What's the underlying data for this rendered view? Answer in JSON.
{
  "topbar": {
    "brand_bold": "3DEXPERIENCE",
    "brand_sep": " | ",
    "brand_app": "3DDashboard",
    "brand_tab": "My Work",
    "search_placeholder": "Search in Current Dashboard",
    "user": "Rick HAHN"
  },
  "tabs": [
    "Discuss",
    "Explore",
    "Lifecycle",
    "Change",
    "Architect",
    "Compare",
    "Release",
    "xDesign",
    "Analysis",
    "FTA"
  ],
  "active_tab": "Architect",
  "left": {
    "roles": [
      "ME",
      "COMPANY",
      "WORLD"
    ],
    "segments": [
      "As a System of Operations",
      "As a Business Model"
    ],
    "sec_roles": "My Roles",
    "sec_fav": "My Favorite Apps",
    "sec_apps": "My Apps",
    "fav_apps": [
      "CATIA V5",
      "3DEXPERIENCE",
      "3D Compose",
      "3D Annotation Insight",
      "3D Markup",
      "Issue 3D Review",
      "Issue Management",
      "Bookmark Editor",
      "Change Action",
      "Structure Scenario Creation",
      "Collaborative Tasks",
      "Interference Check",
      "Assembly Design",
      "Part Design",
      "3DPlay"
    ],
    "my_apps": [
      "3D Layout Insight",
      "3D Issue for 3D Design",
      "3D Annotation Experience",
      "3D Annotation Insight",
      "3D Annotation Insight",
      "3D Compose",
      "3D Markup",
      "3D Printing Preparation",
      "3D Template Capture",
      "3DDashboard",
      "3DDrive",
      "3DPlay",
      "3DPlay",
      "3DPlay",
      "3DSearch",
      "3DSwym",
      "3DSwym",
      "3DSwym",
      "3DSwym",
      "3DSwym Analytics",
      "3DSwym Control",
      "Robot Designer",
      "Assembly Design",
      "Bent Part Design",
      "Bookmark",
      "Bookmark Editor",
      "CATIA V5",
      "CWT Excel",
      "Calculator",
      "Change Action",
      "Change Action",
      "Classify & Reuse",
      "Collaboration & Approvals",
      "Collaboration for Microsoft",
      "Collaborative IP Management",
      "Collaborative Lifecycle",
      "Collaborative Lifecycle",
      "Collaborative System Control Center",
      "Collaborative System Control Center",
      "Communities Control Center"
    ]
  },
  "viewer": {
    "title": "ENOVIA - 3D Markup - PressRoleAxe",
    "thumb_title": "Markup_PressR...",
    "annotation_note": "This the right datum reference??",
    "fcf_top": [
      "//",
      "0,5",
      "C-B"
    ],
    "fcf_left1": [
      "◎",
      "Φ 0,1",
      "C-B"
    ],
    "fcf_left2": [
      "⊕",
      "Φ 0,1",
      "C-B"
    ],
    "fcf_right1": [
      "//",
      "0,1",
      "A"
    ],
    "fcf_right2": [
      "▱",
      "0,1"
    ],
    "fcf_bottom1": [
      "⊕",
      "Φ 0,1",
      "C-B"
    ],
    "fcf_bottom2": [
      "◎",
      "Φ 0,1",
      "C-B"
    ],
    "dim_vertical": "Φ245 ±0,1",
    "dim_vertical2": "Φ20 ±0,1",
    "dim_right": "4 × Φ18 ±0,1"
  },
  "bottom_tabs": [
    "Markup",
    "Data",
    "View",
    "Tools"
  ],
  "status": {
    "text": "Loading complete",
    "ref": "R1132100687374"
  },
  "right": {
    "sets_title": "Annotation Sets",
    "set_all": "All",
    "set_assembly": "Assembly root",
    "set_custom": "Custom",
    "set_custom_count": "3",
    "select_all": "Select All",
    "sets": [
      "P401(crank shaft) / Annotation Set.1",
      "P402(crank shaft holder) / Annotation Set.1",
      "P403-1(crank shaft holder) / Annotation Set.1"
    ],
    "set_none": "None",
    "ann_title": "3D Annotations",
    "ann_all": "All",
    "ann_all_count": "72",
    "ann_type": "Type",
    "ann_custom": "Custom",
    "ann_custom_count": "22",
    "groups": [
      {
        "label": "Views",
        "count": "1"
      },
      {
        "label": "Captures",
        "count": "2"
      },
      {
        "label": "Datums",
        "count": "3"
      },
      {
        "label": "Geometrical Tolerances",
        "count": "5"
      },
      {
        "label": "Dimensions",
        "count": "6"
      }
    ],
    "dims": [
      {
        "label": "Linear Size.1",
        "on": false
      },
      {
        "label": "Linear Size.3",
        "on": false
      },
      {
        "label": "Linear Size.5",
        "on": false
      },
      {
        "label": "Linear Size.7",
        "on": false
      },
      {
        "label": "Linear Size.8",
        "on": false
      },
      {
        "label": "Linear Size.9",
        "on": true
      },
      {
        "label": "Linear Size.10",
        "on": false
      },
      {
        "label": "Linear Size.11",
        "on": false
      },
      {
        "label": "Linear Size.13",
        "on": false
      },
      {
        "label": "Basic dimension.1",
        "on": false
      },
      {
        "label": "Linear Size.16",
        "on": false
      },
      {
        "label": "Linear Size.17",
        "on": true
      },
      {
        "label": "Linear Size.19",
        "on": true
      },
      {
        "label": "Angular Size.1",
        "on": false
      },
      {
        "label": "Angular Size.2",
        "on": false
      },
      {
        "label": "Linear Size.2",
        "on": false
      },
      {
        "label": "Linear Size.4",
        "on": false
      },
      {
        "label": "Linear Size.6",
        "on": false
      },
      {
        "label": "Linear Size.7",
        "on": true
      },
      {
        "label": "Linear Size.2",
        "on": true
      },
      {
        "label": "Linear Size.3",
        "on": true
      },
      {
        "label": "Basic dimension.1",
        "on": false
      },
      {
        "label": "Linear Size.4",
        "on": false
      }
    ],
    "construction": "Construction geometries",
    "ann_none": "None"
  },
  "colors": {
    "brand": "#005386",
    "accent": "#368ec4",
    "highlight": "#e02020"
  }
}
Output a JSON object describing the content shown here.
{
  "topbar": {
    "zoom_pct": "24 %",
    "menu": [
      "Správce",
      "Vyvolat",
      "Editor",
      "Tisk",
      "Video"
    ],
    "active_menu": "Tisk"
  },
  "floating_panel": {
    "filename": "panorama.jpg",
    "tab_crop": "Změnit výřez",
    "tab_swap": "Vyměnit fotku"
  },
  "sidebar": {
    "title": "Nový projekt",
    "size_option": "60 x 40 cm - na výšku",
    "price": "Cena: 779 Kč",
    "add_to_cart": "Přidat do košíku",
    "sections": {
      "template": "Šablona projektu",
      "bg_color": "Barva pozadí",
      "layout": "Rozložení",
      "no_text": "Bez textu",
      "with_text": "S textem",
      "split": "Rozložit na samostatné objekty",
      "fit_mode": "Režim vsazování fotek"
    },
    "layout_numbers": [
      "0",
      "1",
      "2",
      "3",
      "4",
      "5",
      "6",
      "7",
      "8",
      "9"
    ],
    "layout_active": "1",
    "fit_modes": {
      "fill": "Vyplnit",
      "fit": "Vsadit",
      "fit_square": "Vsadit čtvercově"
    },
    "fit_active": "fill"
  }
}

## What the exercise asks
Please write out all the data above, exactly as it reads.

## Exercise answer
What's the underlying data for this rendered view? Answer in JSON.
{
  "topbar": {
    "brand_bold": "3DEXPERIENCE",
    "brand_sep": " | ",
    "brand_app": "3DDashboard",
    "brand_tab": "My Work",
    "search_placeholder": "Search in Current Dashboard",
    "user": "Rick HAHN"
  },
  "tabs": [
    "Discuss",
    "Explore",
    "Lifecycle",
    "Change",
    "Architect",
    "Compare",
    "Release",
    "xDesign",
    "Analysis",
    "FTA"
  ],
  "active_tab": "Architect",
  "left": {
    "roles": [
      "ME",
      "COMPANY",
      "WORLD"
    ],
    "segments": [
      "As a System of Operations",
      "As a Business Model"
    ],
    "sec_roles": "My Roles",
    "sec_fav": "My Favorite Apps",
    "sec_apps": "My Apps",
    "fav_apps": [
      "CATIA V5",
      "3DEXPERIENCE",
      "3D Compose",
      "3D Annotation Insight",
      "3D Markup",
      "Issue 3D Review",
      "Issue Management",
      "Bookmark Editor",
      "Change Action",
      "Structure Scenario Creation",
      "Collaborative Tasks",
      "Interference Check",
      "Assembly Design",
      "Part Design",
      "3DPlay"
    ],
    "my_apps": [
      "3D Layout Insight",
      "3D Issue for 3D Design",
      "3D Annotation Experience",
      "3D Annotation Insight",
      "3D Annotation Insight",
      "3D Compose",
      "3D Markup",
      "3D Printing Preparation",
      "3D Template Capture",
      "3DDashboard",
      "3DDrive",
      "3DPlay",
      "3DPlay",
      "3DPlay",
      "3DSearch",
      "3DSwym",
      "3DSwym",
      "3DSwym",
      "3DSwym",
      "3DSwym Analytics",
      "3DSwym Control",
      "Robot Designer",
      "Assembly Design",
      "Bent Part Design",
      "Bookmark",
      "Bookmark Editor",
      "CATIA V5",
      "CWT Excel",
      "Calculator",
      "Change Action",
      "Change Action",
      "Classify & Reuse",
      "Collaboration & Approvals",
      "Collaboration for Microsoft",
      "Collaborative IP Management",
      "Collaborative Lifecycle",
      "Collaborative Lifecycle",
      "Collaborative System Control Center",
      "Collaborative System Control Center",
      "Communities Control Center"
    ]
  },
  "viewer": {
    "title": "ENOVIA - 3D Markup - PressRoleAxe",
    "thumb_title": "Markup_PressR...",
    "annotation_note": "This the right datum reference??",
    "fcf_top": [
      "//",
      "0,5",
      "C-B"
    ],
    "fcf_left1": [
      "◎",
      "Φ 0,1",
      "C-B"
    ],
    "fcf_left2": [
      "⊕",
      "Φ 0,1",
      "C-B"
    ],
    "fcf_right1": [
      "//",
      "0,1",
      "A"
    ],
    "fcf_right2": [
      "▱",
      "0,1"
    ],
    "fcf_bottom1": [
      "⊕",
      "Φ 0,1",
      "C-B"
    ],
    "fcf_bottom2": [
      "◎",
      "Φ 0,1",
      "C-B"
    ],
    "dim_vertical": "Φ245 ±0,1",
    "dim_vertical2": "Φ20 ±0,1",
    "dim_right": "4 × Φ18 ±0,1"
  },
  "bottom_tabs": [
    "Markup",
    "Data",
    "View",
    "Tools"
  ],
  "status": {
    "text": "Loading complete",
    "ref": "R1132100687374"
  },
  "right": {
    "sets_title": "Annotation Sets",
    "set_all": "All",
    "set_assembly": "Assembly root",
    "set_custom": "Custom",
    "set_custom_count": "3",
    "select_all": "Select All",
    "sets": [
      "P401(crank shaft) / Annotation Set.1",
      "P402(crank shaft holder) / Annotation Set.1",
      "P403-1(crank shaft holder) / Annotation Set.1"
    ],
    "set_none": "None",
    "ann_title": "3D Annotations",
    "ann_all": "All",
    "ann_all_count": "72",
    "ann_type": "Type",
    "ann_custom": "Custom",
    "ann_custom_count": "22",
    "groups": [
      {
        "label": "Views",
        "count": "1"
      },
      {
        "label": "Captures",
        "count": "2"
      },
      {
        "label": "Datums",
        "count": "3"
      },
      {
        "label": "Geometrical Tolerances",
        "count": "5"
      },
      {
        "label": "Dimensions",
        "count": "6"
      }
    ],
    "dims": [
      {
        "label": "Linear Size.1",
        "on": false
      },
      {
        "label": "Linear Size.3",
        "on": false
      },
      {
        "label": "Linear Size.5",
        "on": false
      },
      {
        "label": "Linear Size.7",
        "on": false
      },
      {
        "label": "Linear Size.8",
        "on": false
      },
      {
        "label": "Linear Size.9",
        "on": true
      },
      {
        "label": "Linear Size.10",
        "on": false
      },
      {
        "label": "Linear Size.11",
        "on": false
      },
      {
        "label": "Linear Size.13",
        "on": false
      },
      {
        "label": "Basic dimension.1",
        "on": false
      },
      {
        "label": "Linear Size.16",
        "on": false
      },
      {
        "label": "Linear Size.17",
        "on": true
      },
      {
        "label": "Linear Size.19",
        "on": true
      },
      {
        "label": "Angular Size.1",
        "on": false
      },
      {
        "label": "Angular Size.2",
        "on": false
      },
      {
        "label": "Linear Size.2",
        "on": false
      },
      {
        "label": "Linear Size.4",
        "on": false
      },
      {
        "label": "Linear Size.6",
        "on": false
      },
      {
        "label": "Linear Size.7",
        "on": true
      },
      {
        "label": "Linear Size.2",
        "on": true
      },
      {
        "label": "Linear Size.3",
        "on": true
      },
      {
        "label": "Basic dimension.1",
        "on": false
      },
      {
        "label": "Linear Size.4",
        "on": false
      }
    ],
    "construction": "Construction geometries",
    "ann_none": "None"
  },
  "colors": {
    "brand": "#005386",
    "accent": "#368ec4",
    "highlight": "#e02020"
  }
}
Output a JSON object describing the content shown here.
{
  "topbar": {
    "zoom_pct": "24 %",
    "menu": [
      "Správce",
      "Vyvolat",
      "Editor",
      "Tisk",
      "Video"
    ],
    "active_menu": "Tisk"
  },
  "floating_panel": {
    "filename": "panorama.jpg",
    "tab_crop": "Změnit výřez",
    "tab_swap": "Vyměnit fotku"
  },
  "sidebar": {
    "title": "Nový projekt",
    "size_option": "60 x 40 cm - na výšku",
    "price": "Cena: 779 Kč",
    "add_to_cart": "Přidat do košíku",
    "sections": {
      "template": "Šablona projektu",
      "bg_color": "Barva pozadí",
      "layout": "Rozložení",
      "no_text": "Bez textu",
      "with_text": "S textem",
      "split": "Rozložit na samostatné objekty",
      "fit_mode": "Režim vsazování fotek"
    },
    "layout_numbers": [
      "0",
      "1",
      "2",
      "3",
      "4",
      "5",
      "6",
      "7",
      "8",
      "9"
    ],
    "layout_active": "1",
    "fit_modes": {
      "fill": "Vyplnit",
      "fit": "Vsadit",
      "fit_square": "Vsadit čtvercově"
    },
    "fit_active": "fill"
  }
}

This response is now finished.